Your instructions:
Find the string "Telefonní" in the records. Copy each line that has it.

Extracted entries:
_ _ _ _ _ _ _
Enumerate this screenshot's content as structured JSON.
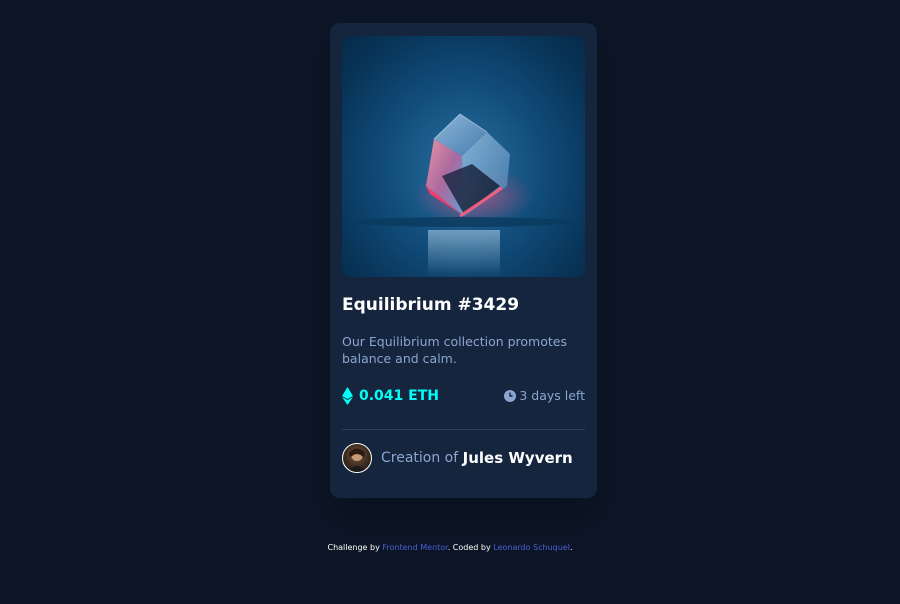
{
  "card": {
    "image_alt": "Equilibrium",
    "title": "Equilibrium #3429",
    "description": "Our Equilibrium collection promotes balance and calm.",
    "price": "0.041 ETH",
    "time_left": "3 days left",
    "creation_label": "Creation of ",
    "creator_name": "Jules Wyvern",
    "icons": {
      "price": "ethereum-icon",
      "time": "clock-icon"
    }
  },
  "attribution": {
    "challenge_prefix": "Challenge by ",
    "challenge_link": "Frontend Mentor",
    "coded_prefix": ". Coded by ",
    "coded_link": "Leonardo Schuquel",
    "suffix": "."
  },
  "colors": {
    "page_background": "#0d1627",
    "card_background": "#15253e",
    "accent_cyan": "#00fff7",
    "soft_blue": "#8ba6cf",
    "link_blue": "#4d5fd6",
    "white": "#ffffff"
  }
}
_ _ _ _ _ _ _
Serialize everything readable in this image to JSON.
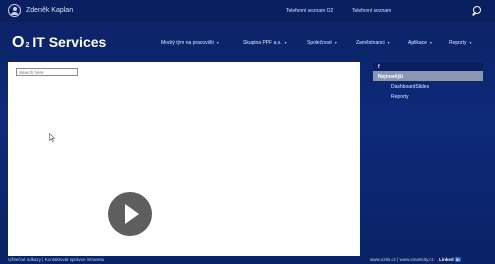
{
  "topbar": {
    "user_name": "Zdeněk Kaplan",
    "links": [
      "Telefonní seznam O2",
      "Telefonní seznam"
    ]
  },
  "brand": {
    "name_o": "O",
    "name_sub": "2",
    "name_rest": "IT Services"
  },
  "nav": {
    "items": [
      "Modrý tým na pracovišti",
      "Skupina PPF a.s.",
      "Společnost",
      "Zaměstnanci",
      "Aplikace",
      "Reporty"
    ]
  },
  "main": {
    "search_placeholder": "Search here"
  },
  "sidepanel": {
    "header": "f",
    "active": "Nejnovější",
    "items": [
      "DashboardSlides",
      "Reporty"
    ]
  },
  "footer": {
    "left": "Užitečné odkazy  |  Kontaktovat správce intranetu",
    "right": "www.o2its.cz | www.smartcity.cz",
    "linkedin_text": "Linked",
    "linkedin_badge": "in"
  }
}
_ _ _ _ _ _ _
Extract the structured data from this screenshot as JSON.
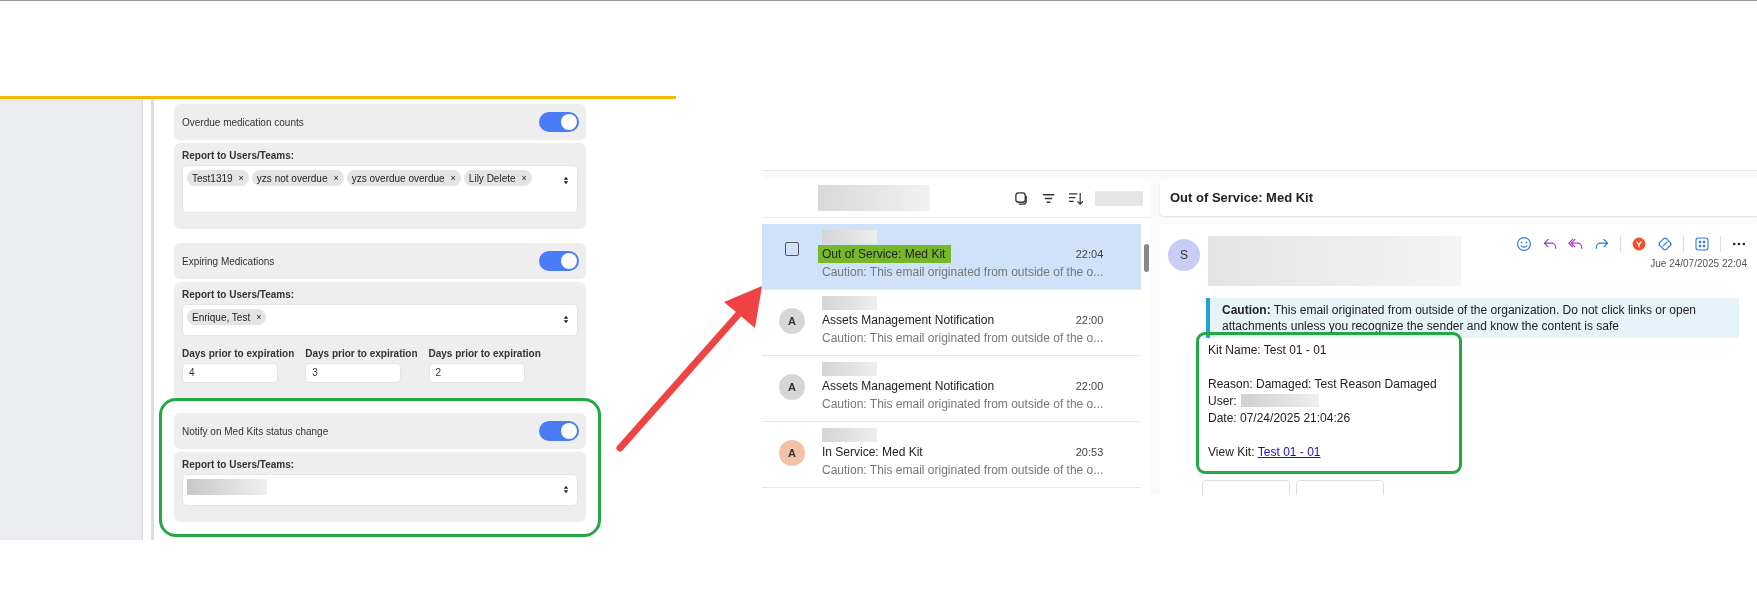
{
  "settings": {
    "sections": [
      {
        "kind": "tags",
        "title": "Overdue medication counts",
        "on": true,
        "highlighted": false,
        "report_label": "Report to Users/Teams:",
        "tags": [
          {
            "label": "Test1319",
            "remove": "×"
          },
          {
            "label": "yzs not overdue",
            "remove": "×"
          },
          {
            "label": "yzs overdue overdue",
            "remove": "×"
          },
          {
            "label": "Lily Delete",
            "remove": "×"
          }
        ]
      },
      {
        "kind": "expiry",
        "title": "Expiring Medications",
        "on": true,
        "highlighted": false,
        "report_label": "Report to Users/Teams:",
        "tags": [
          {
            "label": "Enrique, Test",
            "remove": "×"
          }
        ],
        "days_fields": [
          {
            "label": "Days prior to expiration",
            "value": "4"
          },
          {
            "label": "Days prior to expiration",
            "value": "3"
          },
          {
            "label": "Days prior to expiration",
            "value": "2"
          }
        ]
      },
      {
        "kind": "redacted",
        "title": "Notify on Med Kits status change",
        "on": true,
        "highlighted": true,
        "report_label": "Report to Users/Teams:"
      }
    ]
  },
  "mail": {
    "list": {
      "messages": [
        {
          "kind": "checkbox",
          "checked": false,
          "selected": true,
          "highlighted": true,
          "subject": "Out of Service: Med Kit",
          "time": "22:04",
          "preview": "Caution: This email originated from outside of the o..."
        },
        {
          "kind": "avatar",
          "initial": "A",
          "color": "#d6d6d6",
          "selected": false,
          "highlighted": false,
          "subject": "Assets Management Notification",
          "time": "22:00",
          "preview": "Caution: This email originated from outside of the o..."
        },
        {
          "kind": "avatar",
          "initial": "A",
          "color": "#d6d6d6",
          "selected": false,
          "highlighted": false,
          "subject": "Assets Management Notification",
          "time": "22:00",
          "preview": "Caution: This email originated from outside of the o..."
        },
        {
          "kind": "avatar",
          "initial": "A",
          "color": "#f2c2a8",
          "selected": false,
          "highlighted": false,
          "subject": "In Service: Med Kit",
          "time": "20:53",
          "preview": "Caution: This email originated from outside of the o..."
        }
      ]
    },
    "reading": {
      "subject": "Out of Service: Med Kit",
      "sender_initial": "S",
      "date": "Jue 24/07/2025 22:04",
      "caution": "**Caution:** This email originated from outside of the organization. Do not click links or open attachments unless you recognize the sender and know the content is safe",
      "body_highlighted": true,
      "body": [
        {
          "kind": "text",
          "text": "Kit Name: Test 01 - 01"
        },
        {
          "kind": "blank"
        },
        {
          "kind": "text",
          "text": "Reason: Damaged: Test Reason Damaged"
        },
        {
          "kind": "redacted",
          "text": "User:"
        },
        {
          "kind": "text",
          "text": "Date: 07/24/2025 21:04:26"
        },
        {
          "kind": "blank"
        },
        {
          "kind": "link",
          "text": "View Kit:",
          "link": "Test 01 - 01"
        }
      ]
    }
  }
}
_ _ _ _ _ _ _
Solution for this exercise:
      "Telefonní seznam O2",
      "Telefonní seznam"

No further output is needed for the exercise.